The Miami Dolphins defensive tackle met with reporters for the first time since Quinnen Williams secured a four-year, $96 million contract extension from the Jets.
Williams and Wilkins entered the NFL in the same draft class, and it would have been superhuman for Wlkins not to feel at least a small pang of jealousy when he saw yet another one of his contemporaries cash in.
Wilkins’ time will soon come. He knows that, bare minimum, he’ll play under the franchise tag in 2024 (he would earn an estimated $20.9 million under that designation). And the Dolphins know that they’ll need to pay to play, particularly after Wilkins’ deft comments on the matter Saturday.
Did Christian Wilkins Send the Miami Dolphins a Message?
Wilkins took the “control what I can control” tact when asked again about whether his contract situation weighs on his mind.
He added: “I definitely feel like I’ve done enough and done a lot to earn a new deal and a new contract; but again, I’m just focusing on ball and improving every day and just giving my all to this organization and hopefully they’ll give their all back to me.”
That’s pretty standard stuff. Wilkins is right. He’s done more than enough to warrant a high-dollar deal. The question isn’t if he’ll get a long-term extension rich with guaranteed money, but when — and from whom.
And as Wilkins made a passing allusion to Saturday, the Dolphins and their fans should know that he is going to seek what he believes he’s worth.
Asked to comment on defensive tackles of today getting paid like quarterbacks of yesterday, Wilkins said something revealing if one reads between the lines.
“I just love it for the evolution of the game and how far we’ve come as a position,” he said. “Again, like I said, I’m big on respecting the game, so it’s my job to carry that torch for those Warren Sapps, those Vince Wilforks — all those guys that I grew up watching and learning from. I have a responsibility, so I love what we’ve been able to do as a position for the game, and hopefully, we’ll continue to do that.”

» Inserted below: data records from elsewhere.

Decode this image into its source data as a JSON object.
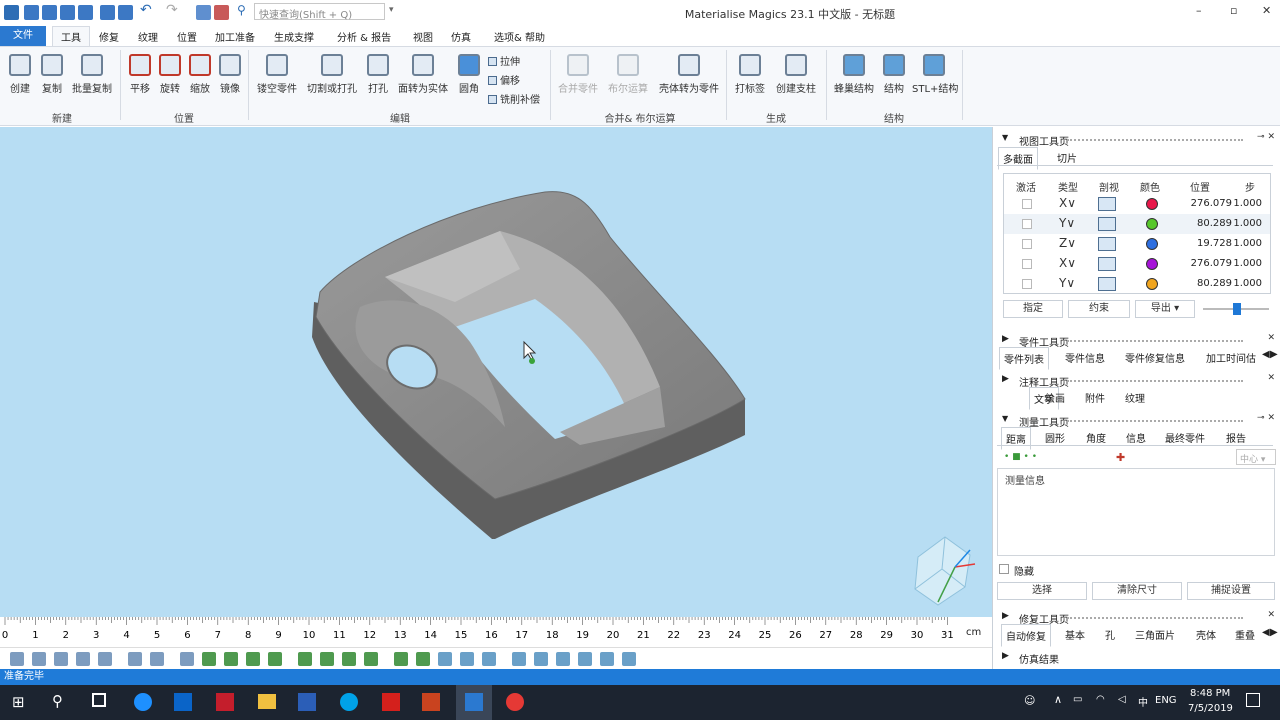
{
  "titlebar": {
    "search_placeholder": "快速查询(Shift + Q)",
    "app_title": "Materialise Magics 23.1 中文版 - 无标题"
  },
  "tabs": [
    {
      "label": "文件"
    },
    {
      "label": "工具"
    },
    {
      "label": "修复"
    },
    {
      "label": "纹理"
    },
    {
      "label": "位置"
    },
    {
      "label": "加工准备"
    },
    {
      "label": "生成支撑"
    },
    {
      "label": "分析 & 报告"
    },
    {
      "label": "视图"
    },
    {
      "label": "仿真"
    },
    {
      "label": "选项& 帮助"
    }
  ],
  "ribbon": {
    "new": {
      "create": "创建",
      "copy": "复制",
      "batch_copy": "批量复制",
      "group": "新建"
    },
    "position": {
      "translate": "平移",
      "rotate": "旋转",
      "scale": "缩放",
      "mirror": "镜像",
      "group": "位置"
    },
    "edit": {
      "hollow": "镂空零件",
      "cut": "切割或打孔",
      "punch": "打孔",
      "face_to_solid": "面转为实体",
      "fillet": "圆角",
      "extrude": "拉伸",
      "offset": "偏移",
      "mill_comp": "铣削补偿",
      "group": "编辑"
    },
    "boolean": {
      "merge": "合并零件",
      "boolean_op": "布尔运算",
      "shell_to_part": "壳体转为零件",
      "group": "合并& 布尔运算"
    },
    "generate": {
      "label_tool": "打标签",
      "create_pillar": "创建支柱",
      "group": "生成"
    },
    "structure": {
      "honeycomb": "蜂巢结构",
      "structure": "结构",
      "stl_structure": "STL+结构",
      "group": "结构"
    }
  },
  "ruler": {
    "ticks": [
      "0",
      "1",
      "2",
      "3",
      "4",
      "5",
      "6",
      "7",
      "8",
      "9",
      "10",
      "11",
      "12",
      "13",
      "14",
      "15",
      "16",
      "17",
      "18",
      "19",
      "20",
      "21",
      "22",
      "23",
      "24",
      "25",
      "26",
      "27",
      "28",
      "29",
      "30",
      "31"
    ],
    "unit": "cm"
  },
  "status": {
    "text": "准备完毕"
  },
  "view_panel": {
    "title": "视图工具页",
    "tabs": [
      "多截面",
      "切片"
    ],
    "headers": {
      "active": "激活",
      "type": "类型",
      "section": "剖视",
      "color": "颜色",
      "position": "位置",
      "step": "步"
    },
    "rows": [
      {
        "axis": "X∨",
        "color": "#e8184a",
        "position": "276.079",
        "step": "1.000"
      },
      {
        "axis": "Y∨",
        "color": "#57c72b",
        "position": "80.289",
        "step": "1.000"
      },
      {
        "axis": "Z∨",
        "color": "#2e6fe0",
        "position": "19.728",
        "step": "1.000"
      },
      {
        "axis": "X∨",
        "color": "#a614d8",
        "position": "276.079",
        "step": "1.000"
      },
      {
        "axis": "Y∨",
        "color": "#f0a51f",
        "position": "80.289",
        "step": "1.000"
      }
    ],
    "buttons": {
      "assign": "指定",
      "constrain": "约束",
      "export": "导出"
    },
    "slider_fraction": 0.52
  },
  "part_panel": {
    "title": "零件工具页",
    "tabs": [
      "零件列表",
      "零件信息",
      "零件修复信息",
      "加工时间估"
    ]
  },
  "annotation_panel": {
    "title": "注释工具页",
    "tabs": [
      "文字",
      "绘画",
      "附件",
      "纹理"
    ]
  },
  "measure_panel": {
    "title": "测量工具页",
    "tabs": [
      "距离",
      "圆形",
      "角度",
      "信息",
      "最终零件",
      "报告"
    ],
    "dropdown": "中心",
    "info_label": "测量信息",
    "hide_label": "隐藏",
    "buttons": {
      "select": "选择",
      "clear": "清除尺寸",
      "snap": "捕捉设置"
    }
  },
  "fix_panel": {
    "title": "修复工具页",
    "tabs": [
      "自动修复",
      "基本",
      "孔",
      "三角面片",
      "壳体",
      "重叠"
    ]
  },
  "sim_panel": {
    "title": "仿真结果"
  },
  "taskbar": {
    "lang": "ENG",
    "time": "8:48 PM",
    "date": "7/5/2019"
  }
}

Wilkins naming Sapp is fascinating. The legendary interior defender in 1998 signed what was, at the time, the most lucrative contract ever for a defensive player.
And, in Wilkins’ own words, he feels “a responsibility” to “carry that torch.”
That doesn’t sound like someone prepared to take a haircut to stay in Miami — a complicating factor for a Dolphins team that surely wants to keep their defense’s heart and soul but is nearly $50 million over the cap in 2024.
“Christian is, since I’ve been here, he’s been one way. I truly believe in that way, he embodies what I expect for our team, each individual to be, on a day-to-day basis for you to have success,” Dolphins coach Mike McDaniel said Saturday.
“So how do you categorize that? That’s an important part of the team. I promise you this. If Christian Wilkins came out to practice and was like, ehh (shrugs shoulders), we’d have problems. So as teammates, you end up depending on each other for certain things that you know you can count on. Energy, strain, relentlessness, these are all things that if you’re trying to be a good team, you want to embody.”